A Liberal Democrat peer and director of a developer which has been seeking, unsuccessfully, to build a new market town of 10,000 homes in rural Sussex, is now lobbying the government for developers to be given the right to buy agricultural land at 1.5 times the market rate and construct new market towns. (h/t Guido Fawkes)
Lord Taylor of Goss Moor has authored a pamphlet for the think tank Policy Exchange, in which he proposes that local development corporations should be granted the right to confiscate agricultural land and pay compensation at 150 percent the market rate in order to build new “garden villages” of up to 5,000 homes.

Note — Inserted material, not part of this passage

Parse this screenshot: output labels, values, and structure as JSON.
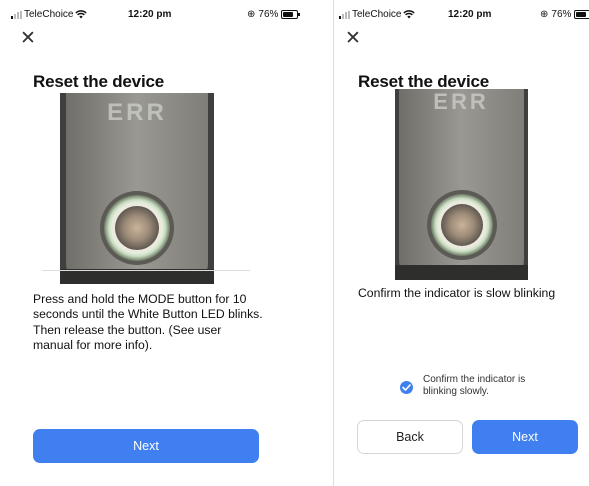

“Over one million new homes could be built over the next decade if each of the 353 councils in England built just one garden village of 3,000 new houses,” his synopsis reads, although in a catastrophic failure of maths he goes on to criticise the previous Labour government for allowing “a situation where between 1997 and 2007 – ‘the boom years’ – we built on average just 148,000 new homes a year”, or nearly 1.5 million homes in a decade.
What Lord Taylor does not mention in his pamphlet is his directorship of Mayfield Market Towns Ltd, which recently failed in its bid to build 10,000 houses within the picturesque constituency of Arundel and South Downs, in West Sussex. Nick Herbert, the Member of Parliament for that constituency has blogged on Lord Taylor’s lobbying attempt.
“Mayfield’s strategy has been to upset two local plans being prepared by Mid Sussex and Horsham District Councils, both of which have rejected the new town and allocated housing elsewhere,” he writes.
The Planning Inspector also rejected the proposals for the town, ruling that “The deliverability of the preferred 10,000 dwelling option, with employment development, within two local authority areas without their support, and in the face of strong opposition from two local MPs, parish councils and local people, including land owners, is also an issue of concern.”
Herbert concludes “So, unable to persuade two local authorities or the Planning Inspector to back his scheme, and unable to persuade all of the local landowners to agree to sell, Taylor falls back on trying to persuade the Government that compulsory purchase is the way forward. This is what he means by “empowering localism”.”
Speaking to Guido, Herbert added: “It stinks more than the manure he wants to concrete over for profit.”